• [AIM OF THE EXERCISE]
The task calls for every entry to be printed word for word, without the images.

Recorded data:
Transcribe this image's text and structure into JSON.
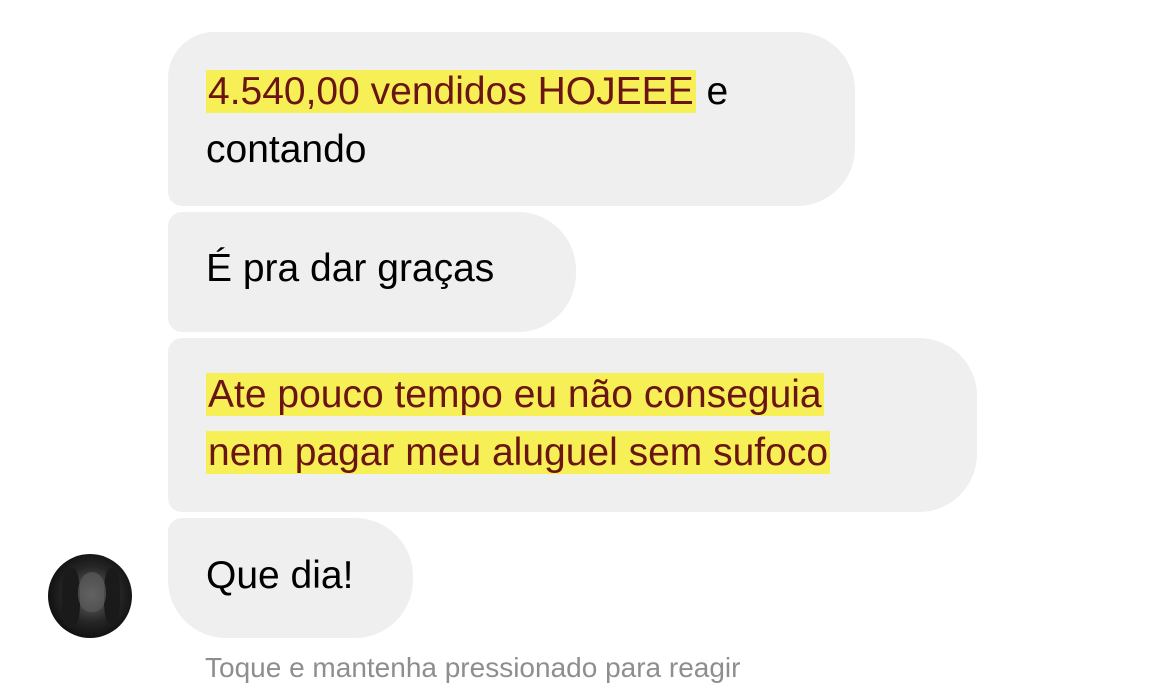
{
  "messages": [
    {
      "segments": {
        "line1_highlight": "4.540,00 vendidos HOJEEE",
        "line1_rest": " e",
        "line2": "contando"
      }
    },
    {
      "text": "É pra dar graças"
    },
    {
      "line1": "Ate pouco tempo eu não conseguia",
      "line2": "nem pagar meu aluguel sem sufoco"
    },
    {
      "text": "Que dia!"
    }
  ],
  "hint": "Toque e mantenha pressionado para reagir",
  "colors": {
    "bubble_bg": "#efefef",
    "highlight_bg": "#f6ef55",
    "highlight_text": "#6b1414",
    "hint_text": "#8e8e8e"
  },
  "avatar_icon": "user-avatar-photo"
}
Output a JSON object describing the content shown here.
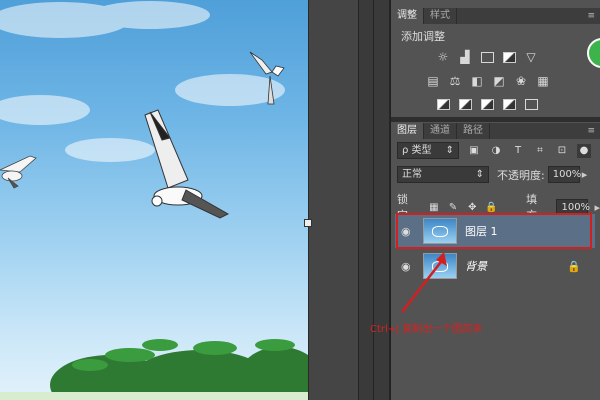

• [EXERCISE SOLUTION]
Transcribe this image's text and structure into JSON.
{
  "messages": [
    {
      "segments": {
        "line1_highlight": "4.540,00 vendidos HOJEEE",
        "line1_rest": " e",
        "line2": "contando"
      }
    },
    {
      "text": "É pra dar graças"
    },
    {
      "line1": "Ate pouco tempo eu não conseguia",
      "line2": "nem pagar meu aluguel sem sufoco"
    },
    {
      "text": "Que dia!"
    }
  ],
  "hint": "Toque e mantenha pressionado para reagir",
  "colors": {
    "bubble_bg": "#efefef",
    "highlight_bg": "#f6ef55",
    "highlight_text": "#6b1414",
    "hint_text": "#8e8e8e"
  },
  "avatar_icon": "user-avatar-photo"
}
Output a JSON object describing the content shown here.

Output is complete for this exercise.